• The gold glitter used to decorate most eggs, cakes, and confectionary is a mixture of brown colouring, titanium oxide and iron oxide. • However, 23 ct edible gold leaf is available (£200/g) for food use. • Gold is inert and passes through the body unchanged.

© Royal Society of Chemistry 2019 Hg Mercury 80

Occurrences in food

• The sources of mercury contamination are environmental, industrial and agricultural. • Exposure to mercury is mainly from the diet and dental . • Mercury can exist in inorganic and organic forms in food. • The organic forms, such as methylmercury, are more toxic following ingestion. • Highest concentrations of mercury are found in Offal, Fish, and some vegetables • Fish is the major contributor to dietary exposure.

© Royal Society of Chemistry 2019 Tl 81

Occurrences in food

• Thallium compounds are naturally present in the environment, in air, water and soil. • Mainly formed as a result of . • Can sometimes accumulate in food in contaminated areas. • Thallium Is toxic. • In the USA, the is set at 0.00001kg/kg bodyweight/day.

© Royal Society of Chemistry 2019 Pb Lead 82

Occurrences in food

• Lead is naturally present in the environment, in air, water and soil. • It enters the food chain via crops which absorb lead from the environment. • Offal has the highest lead concentration. • However the greatest contributions to dietary exposure is from beverages, bread and some vegetables. • Adverse effects resulting from normal dietary exposure are likely to be very small.

© Royal Society of Chemistry 2019 Bi 83

Occurrences in food Role in the body

• Occurs naturally in low concentrations in • Not essential for the body. tubers, roots and sea vegetables. • No nutritional benefits. • Present in Pepto-Bismol which relieves • Pepto-Bismol reduces acidity and may absorb symptoms of , indigestion and . diarrhoea. • But in higher doses it is toxic.

© Royal Society of Chemistry 2019 Po 84

Occurrences in food

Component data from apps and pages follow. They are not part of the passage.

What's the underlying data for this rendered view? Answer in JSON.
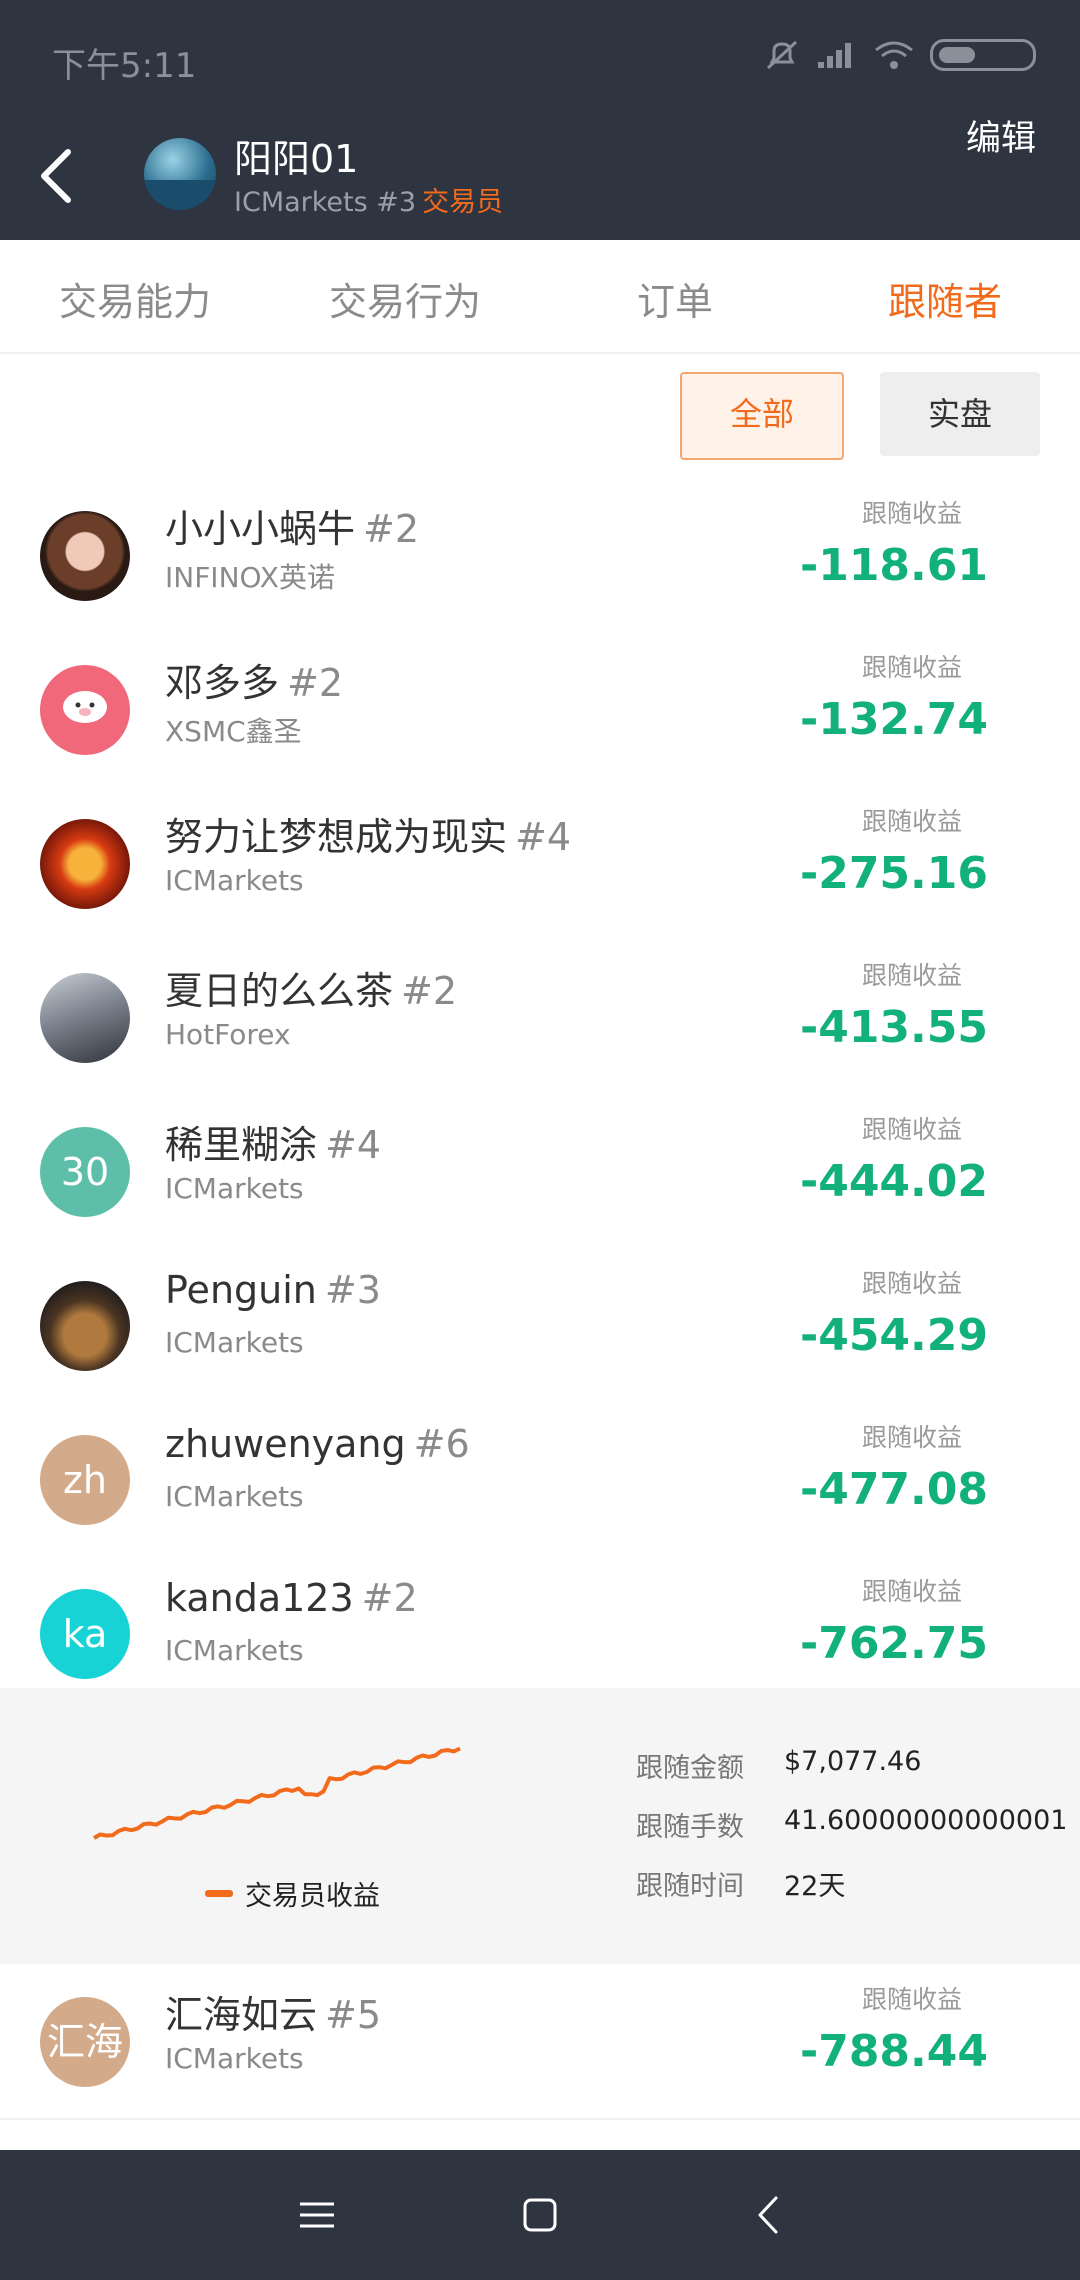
{
  "status_bar": {
    "time": "下午5:11"
  },
  "header": {
    "name": "阳阳01",
    "broker_rank": "ICMarkets #3",
    "role": "交易员",
    "edit_label": "编辑"
  },
  "tabs": [
    {
      "label": "交易能力"
    },
    {
      "label": "交易行为"
    },
    {
      "label": "订单"
    },
    {
      "label": "跟随者"
    }
  ],
  "filters": {
    "all": "全部",
    "real": "实盘"
  },
  "followers": [
    {
      "name": "小小小蜗牛",
      "rank": "#2",
      "broker": "INFINOX英诺",
      "profit_label": "跟随收益",
      "profit": "-118.61",
      "avatar_text": ""
    },
    {
      "name": "邓多多",
      "rank": "#2",
      "broker": "XSMC鑫圣",
      "profit_label": "跟随收益",
      "profit": "-132.74",
      "avatar_text": ""
    },
    {
      "name": "努力让梦想成为现实",
      "rank": "#4",
      "broker": "ICMarkets",
      "profit_label": "跟随收益",
      "profit": "-275.16",
      "avatar_text": ""
    },
    {
      "name": "夏日的么么茶",
      "rank": "#2",
      "broker": "HotForex",
      "profit_label": "跟随收益",
      "profit": "-413.55",
      "avatar_text": ""
    },
    {
      "name": "稀里糊涂",
      "rank": "#4",
      "broker": "ICMarkets",
      "profit_label": "跟随收益",
      "profit": "-444.02",
      "avatar_text": "30"
    },
    {
      "name": "Penguin",
      "rank": "#3",
      "broker": "ICMarkets",
      "profit_label": "跟随收益",
      "profit": "-454.29",
      "avatar_text": ""
    },
    {
      "name": "zhuwenyang",
      "rank": "#6",
      "broker": "ICMarkets",
      "profit_label": "跟随收益",
      "profit": "-477.08",
      "avatar_text": "zh"
    },
    {
      "name": "kanda123",
      "rank": "#2",
      "broker": "ICMarkets",
      "profit_label": "跟随收益",
      "profit": "-762.75",
      "avatar_text": "ka"
    },
    {
      "name": "汇海如云",
      "rank": "#5",
      "broker": "ICMarkets",
      "profit_label": "跟随收益",
      "profit": "-788.44",
      "avatar_text": "汇海"
    }
  ],
  "detail": {
    "legend": "交易员收益",
    "stats": [
      {
        "label": "跟随金额",
        "value": "$7,077.46"
      },
      {
        "label": "跟随手数",
        "value": "41.60000000000001"
      },
      {
        "label": "跟随时间",
        "value": "22天"
      }
    ]
  },
  "colors": {
    "accent": "#f26b1d",
    "profit": "#12b07a",
    "header_bg": "#2e3440"
  }
}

• Doesn’t occur naturally in foods. • Radioactive metal present in the crust and therefore also in seawater. • There is some concern that these radioactive metals may be concentrated in kelp. • They may be chelated by the surface bacterial slimes on kelp. • However research shows that the quantities that may enter the human food chain as a result, are so low as to not pose a danger to human health.

© Royal Society of Chemistry 2019 As 85

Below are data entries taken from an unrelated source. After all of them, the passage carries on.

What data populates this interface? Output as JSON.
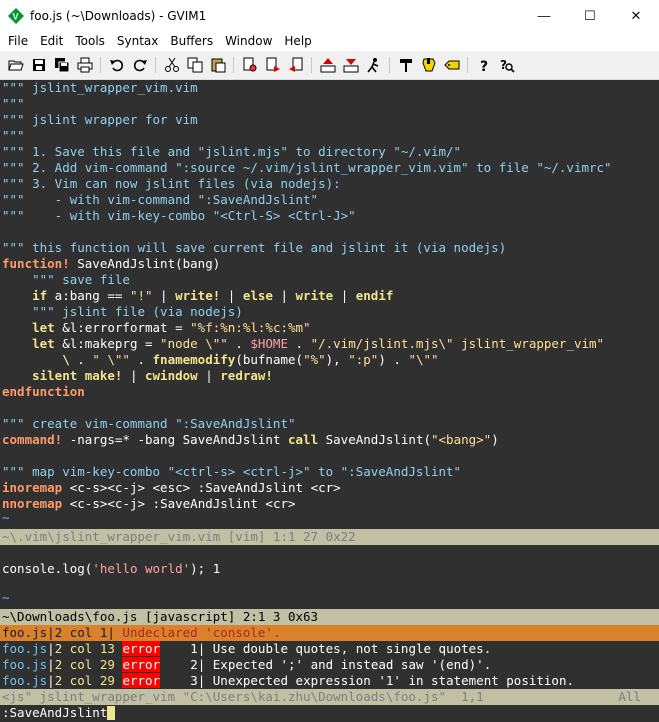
{
  "window": {
    "title": "foo.js (~\\Downloads) - GVIM1",
    "minimize_label": "—",
    "maximize_label": "☐",
    "close_label": "✕"
  },
  "menu": [
    "File",
    "Edit",
    "Tools",
    "Syntax",
    "Buffers",
    "Window",
    "Help"
  ],
  "toolbar": {
    "icons": [
      "open-icon",
      "save-icon",
      "save-all-icon",
      "print-icon",
      "undo-icon",
      "redo-icon",
      "cut-icon",
      "copy-icon",
      "paste-icon",
      "find-replace-icon",
      "find-next-icon",
      "find-prev-icon",
      "load-session-icon",
      "save-session-icon",
      "run-script-icon",
      "make-icon",
      "shell-icon",
      "tags-icon",
      "help-icon",
      "find-help-icon"
    ]
  },
  "editor": {
    "top_lines": [
      "\"\"\" jslint_wrapper_vim.vim",
      "\"\"\"",
      "\"\"\" jslint wrapper for vim",
      "\"\"\"",
      "\"\"\" 1. Save this file and \"jslint.mjs\" to directory \"~/.vim/\"",
      "\"\"\" 2. Add vim-command \":source ~/.vim/jslint_wrapper_vim.vim\" to file \"~/.vimrc\"",
      "\"\"\" 3. Vim can now jslint files (via nodejs):",
      "\"\"\"    - with vim-command \":SaveAndJslint\"",
      "\"\"\"    - with vim-key-combo \"<Ctrl-S> <Ctrl-J>\"",
      "",
      "\"\"\" this function will save current file and jslint it (via nodejs)"
    ],
    "fn_def_kw": "function!",
    "fn_def_name": " SaveAndJslint(bang)",
    "body": {
      "c_save": "    \"\"\" save file",
      "if_kw": "    if",
      "if_cond": " a:bang == ",
      "if_bang": "\"!\"",
      "if_rest1": " | ",
      "write1": "write!",
      "if_rest2": " | ",
      "else_kw": "else",
      "if_rest3": " | ",
      "write2": "write",
      "if_rest4": " | ",
      "endif_kw": "endif",
      "c_jslint": "    \"\"\" jslint file (via nodejs)",
      "let1_kw": "    let",
      "let1_var": " &l:errorformat = ",
      "let1_val": "\"%f:%n:%l:%c:%m\"",
      "let2_kw": "    let",
      "let2_var": " &l:makeprg = ",
      "let2_s1": "\"node \\\"\"",
      "let2_dot1": " . ",
      "let2_home": "$HOME",
      "let2_dot2": " . ",
      "let2_s2": "\"/.vim/jslint.mjs\\\" jslint_wrapper_vim\"",
      "cont_bs": "        \\",
      "cont_dot1": " . ",
      "cont_s1": "\" \\\"\"",
      "cont_dot2": " . ",
      "cont_fn": "fnamemodify",
      "cont_mid": "(bufname(",
      "cont_s2": "\"%\"",
      "cont_mid2": "), ",
      "cont_s3": "\":p\"",
      "cont_mid3": ") . ",
      "cont_s4": "\"\\\"\"",
      "silent_kw": "    silent make!",
      "silent_p1": " | ",
      "cwindow_kw": "cwindow",
      "silent_p2": " | ",
      "redraw_kw": "redraw!",
      "endfunction_kw": "endfunction"
    },
    "c_create": "\"\"\" create vim-command \":SaveAndJslint\"",
    "cmd_kw": "command!",
    "cmd_rest1": " -nargs=* -bang ",
    "cmd_name": "SaveAndJslint ",
    "cmd_call": "call",
    "cmd_rest2": " SaveAndJslint(",
    "cmd_str": "\"<bang>\"",
    "cmd_close": ")",
    "c_map": "\"\"\" map vim-key-combo \"<ctrl-s> <ctrl-j>\" to \":SaveAndJslint\"",
    "inoremap_kw": "inoremap",
    "inoremap_keys": " <c-s><c-j> <esc>",
    "inoremap_rest": " :SaveAndJslint <cr>",
    "nnoremap_kw": "nnoremap",
    "nnoremap_keys": " <c-s><c-j>",
    "nnoremap_rest": " :SaveAndJslint <cr>",
    "tilde": "~",
    "status1": "~\\.vim\\jslint_wrapper_vim.vim [vim] 1:1 27 0x22",
    "foo_line1_a": "console.log(",
    "foo_line1_s": "'hello world'",
    "foo_line1_b": "); 1",
    "status2": "~\\Downloads\\foo.js [javascript] 2:1 3 0x63",
    "quickfix": [
      {
        "file": "foo.js",
        "pos": "2 col 1",
        "type": "",
        "num": "",
        "msg": " Undeclared 'console'."
      },
      {
        "file": "foo.js",
        "pos": "2 col 13",
        "type": "error",
        "num": "1",
        "msg": " Use double quotes, not single quotes."
      },
      {
        "file": "foo.js",
        "pos": "2 col 29",
        "type": "error",
        "num": "2",
        "msg": " Expected ';' and instead saw '(end)'."
      },
      {
        "file": "foo.js",
        "pos": "2 col 29",
        "type": "error",
        "num": "3",
        "msg": " Unexpected expression '1' in statement position."
      }
    ],
    "status3_left": "<js\" jslint_wrapper_vim \"C:\\Users\\kai.zhu\\Downloads\\foo.js\"  1,1",
    "status3_right": "All",
    "cmdline": ":SaveAndJslint"
  },
  "colors": {
    "editor_bg": "#303030",
    "comment": "#8ed1f0",
    "string": "#fce094",
    "keyword": "#f0e68c",
    "statusline": "#c2bfa5",
    "quickfix_selected": "#d9822b",
    "error_bg": "#ff0000"
  }
}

Occurrences in food

• Rarest of the naturally occurring elements. • Only 1g exists at any time. • Highly radioactive. • Not present in food. • Potential use in radiotherapy.

© Royal Society of Chemistry 2019 Rn 86

Occurrences in food

• Doesn’t occur naturally in foods. • Radioactive . • High exposure (e.g. in mines) to an increase in the incidence of lung cancer. • Naturally occurring low levels are emitted from the ground. • Can sometimes occur hot springs, and spring water.

© Royal Society of Chemistry 2019 89 to 103

89 Ac Actinium 97 Bk 90 Th 98 Cf 91 Pa 99 Es 92 U 100 Fm 93 Np 101 Md 94 Pu 102 No 95 Am 103 Lr 96 Cm

Role in food

• Rarely occur in food, and only do so as a result of contamination.

© Royal Society of Chemistry 2019 87 to Bottom Row 118

87 Fr 110 Ds 88 Ra 111 Rg 89 Ac Actinides 89-103 112 Cn 104 Rf 113 Nh 105 Db 114 Fl 106 Sg 115 Mc 107 Bh 116 Lv 108 Hs 117 Ts 109 Mt 118 Og

Role in food

• Never occur in food.

© Royal Society of Chemistry 2019